The December meeting of the Experimental Cuisine Collective will take place on Wednesday, December 15, from 4 to 6 p.m. at 12 Waverly Place (between Mercer and Greene Streets), room 108 (ground floor auditorium). You will need a photo ID to enter the building.
In his talk, "The Science of Chocolate Chip Cookies," Jeff Potter will discuss the variables that impact the properties of chocolate chip cookies. Does hydration time matter? What are the key variables for chewy versus crispy cookies? And why is the chocolate chip cookie more American than apple pie? Using the humble cookie as a starting point, he will explore various tangents---from gluten formation to chocolate polymorphs---to show how food science plays an important role in the kitchen.
Jeff Potter is the author of Cooking for Geeks: Real Science, Great Hacks, and Good Food, which The Washington Post recently called "one of the most useful books on understanding cooking." When he's not thinking about chocolate chip cookies, he works as a software engineer and consults to startups about Internet technologies.
Please RSVP at ecc122010.eventbrite.com. A link is also posted on our website. Please release your seat if you no longer can attend. Thank you. Feel free to bring your copy of Cooking for Geeks if you want it signed.
All my best,
ABOUT THE EXPERIMENTAL CUISINE COLLECTIVE

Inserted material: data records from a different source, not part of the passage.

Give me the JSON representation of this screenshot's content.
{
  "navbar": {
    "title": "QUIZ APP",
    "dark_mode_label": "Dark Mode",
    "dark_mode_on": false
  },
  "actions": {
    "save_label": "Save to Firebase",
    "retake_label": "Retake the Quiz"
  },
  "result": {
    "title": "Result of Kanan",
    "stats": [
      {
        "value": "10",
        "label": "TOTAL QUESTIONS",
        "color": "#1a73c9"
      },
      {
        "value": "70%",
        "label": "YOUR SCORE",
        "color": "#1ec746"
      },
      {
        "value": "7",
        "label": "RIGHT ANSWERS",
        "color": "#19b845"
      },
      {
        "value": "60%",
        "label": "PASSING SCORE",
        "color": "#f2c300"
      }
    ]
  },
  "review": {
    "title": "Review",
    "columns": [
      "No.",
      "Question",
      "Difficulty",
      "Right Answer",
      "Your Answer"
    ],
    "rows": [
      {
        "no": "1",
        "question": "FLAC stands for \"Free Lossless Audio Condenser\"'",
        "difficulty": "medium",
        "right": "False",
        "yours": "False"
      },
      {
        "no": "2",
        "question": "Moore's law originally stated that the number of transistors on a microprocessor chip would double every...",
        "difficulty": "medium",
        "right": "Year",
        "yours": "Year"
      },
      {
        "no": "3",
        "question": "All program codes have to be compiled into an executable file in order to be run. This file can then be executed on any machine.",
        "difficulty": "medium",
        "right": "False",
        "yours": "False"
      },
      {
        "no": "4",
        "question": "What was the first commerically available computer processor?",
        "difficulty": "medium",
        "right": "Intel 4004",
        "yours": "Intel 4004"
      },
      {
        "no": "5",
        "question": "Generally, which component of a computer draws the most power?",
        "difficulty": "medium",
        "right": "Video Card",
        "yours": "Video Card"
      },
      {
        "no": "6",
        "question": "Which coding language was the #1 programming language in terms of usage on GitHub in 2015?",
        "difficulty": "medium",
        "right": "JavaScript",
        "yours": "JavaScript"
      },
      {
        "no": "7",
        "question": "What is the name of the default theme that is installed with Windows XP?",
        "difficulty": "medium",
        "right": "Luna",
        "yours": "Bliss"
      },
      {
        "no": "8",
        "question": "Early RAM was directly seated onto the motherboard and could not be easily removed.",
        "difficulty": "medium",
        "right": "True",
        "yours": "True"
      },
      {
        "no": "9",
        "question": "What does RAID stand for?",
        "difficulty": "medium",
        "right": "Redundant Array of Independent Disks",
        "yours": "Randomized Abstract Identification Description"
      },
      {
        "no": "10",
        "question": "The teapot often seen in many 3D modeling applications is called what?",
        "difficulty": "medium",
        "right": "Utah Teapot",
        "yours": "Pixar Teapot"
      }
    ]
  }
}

The Experimental Cuisine Collective is a working group that assembles scholars, scientists, chefs, writers, journalists, performance artists, and food enthusiasts. We launched in April 2007, as a result of the collaboration of Kent Kirshenbaum of the chemistry department and Amy Bentley of the nutrition, food studies, and public health department at New York University with Chef Will Goldfarb of WillPowder. Our overall aim is to develop a broad-based and rigorous academic approach that employs techniques and approaches from both the humanities and sciences to examine the properties, boundaries, and conventions of food.
Visit the ECC online at www.experimentalcuisine.com.